Kelly Cutrone confronts Allie, asking if she’s “OK” and repeatedly pointing out how skinny she is. Allie, for her part, is left flustered, tearful and just utterly hurt. “I know I’m healthy. I know I’m happy the way I am,” she tells Whitney the next day. But it’s more like she’s telling herself.
And The Daily News notes that “two months later, Crandell’s agent told Life & Style magazine that he had thought Crandell was too skinny and the two had been working to get her to a healthier weight.” Here’s the statement Revolve left in the comments:
REVOLVE Team, Los Angeles, CA (Straight/Short) Hi everyone, Thank you for your concern. We are absolutely aware of the feedback and responses to our model’s weight and it has concerned us as well. We are working closely with both the model and her agent to get her to a healthier size. She won’t be appearing in any of our new product batches or in any of our fashion editorial photos moving forward until the issue is adequately addressed. We appreciate and respect input from our customers and visitors and hope that you find our responses satisfying. We have been attempting to respect the privacy of the model in question while dealing with the issue on our end. We hope you understand. Sincerely, The REVOLVE Team

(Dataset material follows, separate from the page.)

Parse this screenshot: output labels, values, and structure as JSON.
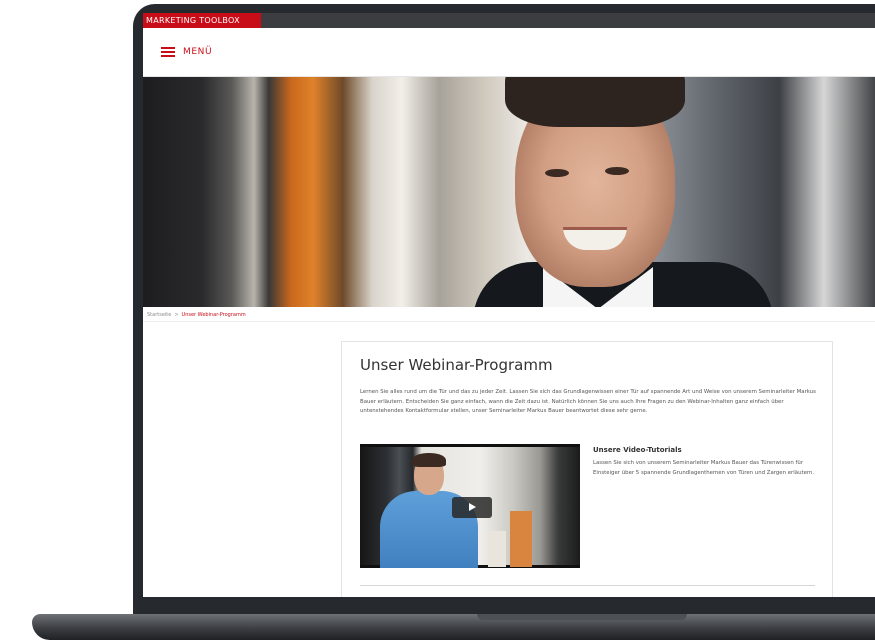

Left unsaid is whether Crandell’s thinness is the product of an eating disorder or some other factor, but given how much her body has already become a group project — to an unusual extent even for someone who makes their living off their looks — that’s probably just as well. In any case, kudos to Revolve for being responsive to their customers’ concerns, and best of luck to Crandell. Article by Jezebel * * * * * * * * * * * * * * * * * * * I have mixed feelings about this. On one hand, I think it’s great the people are recognizing the need to be healthy and are rejecting the standard of stick-thin models. I’m also thrilled by the company’s reaction and the responsibility they’ve taken to not only listen to their audience but also be involved in the health of their model. But, if Crandell’s weight is not a result of an eating disorder or unhealthy habits and she is just naturally thin, I think this is a step back. Just like we are pushing for acceptance of larger bodies, we also need to accept that some people are naturally thin and telling these people to “gain weight” and that they look “sickly” (such as in the comments) is just as mean and hurtful. Either way, good luck to Crandell and if she is suffering, we hope she gets the help she needs!